“If 8chan comes back online, it will be done when 8chan develops additional tools to counter illegal content under United States law,” Watkins said in the statement released by his lawyer.
“If 8chan returns, staff would implement a way to restrict certain parts of the website during a state of emergency, in which case any board in question would be put in a read-only mode until it would be deemed safe enough to enable posting again,” it said.
Critics last month pressed tech companies to shun 8chan, which in its Twitter profile describes its location as “The Darkest Reaches of the Internet” and has become a hotbed for white extremist content.
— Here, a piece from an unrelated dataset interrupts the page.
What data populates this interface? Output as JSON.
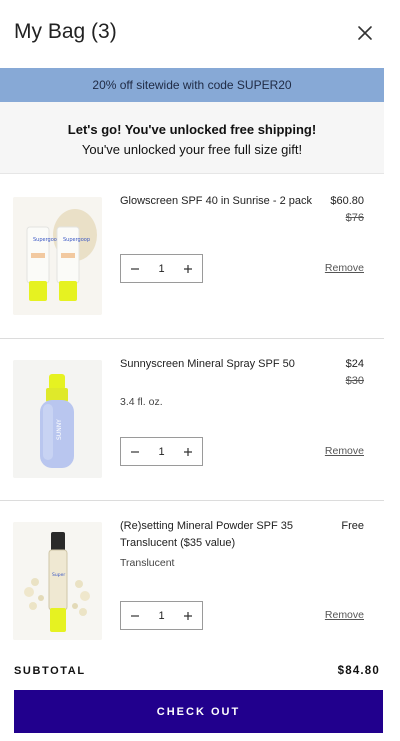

Thompson and Rogers said last month the shooting deaths of 22 people at an El Paso Walmart store was “at least the third act of supremacist violence linked to your website this year.”
The El Paso gunman allegedly posted a four-page statement on 8chan before his attack, while the site was also apparently used this year by the shooters who attacked two mosques in Christchurch, New Zealand and a synagogue in Poway, California, lawmakers told Watkins in a letter last month.
Benjamin Barr, a lawyer for Watkins, said in a statement to the committee, that “8chan has never tolerated illegal speech and has a consistent track record of working with law enforcement agencies when appropriate.”
Watkins said 8chan “has worked responsibly with law enforcement agencies when unprotected speech is discovered on its platform. No single platform can sensibly prevent all hateful, illegal, or threatening speech – it can only act in due time to remove it.”
The company did remove some posts soon after mass shootings in Texas, California and New Zealand, he said.
But Watkins added, “my company has no intention of deleting constitutionally protected hate speech. I feel the remedy for this type of speech is counter speech, and I’m certain that this is the view of the American justice system.”
The message board has been voluntarily down since late August.
Reporting by David Shepardson; Editing by Bill Berkrot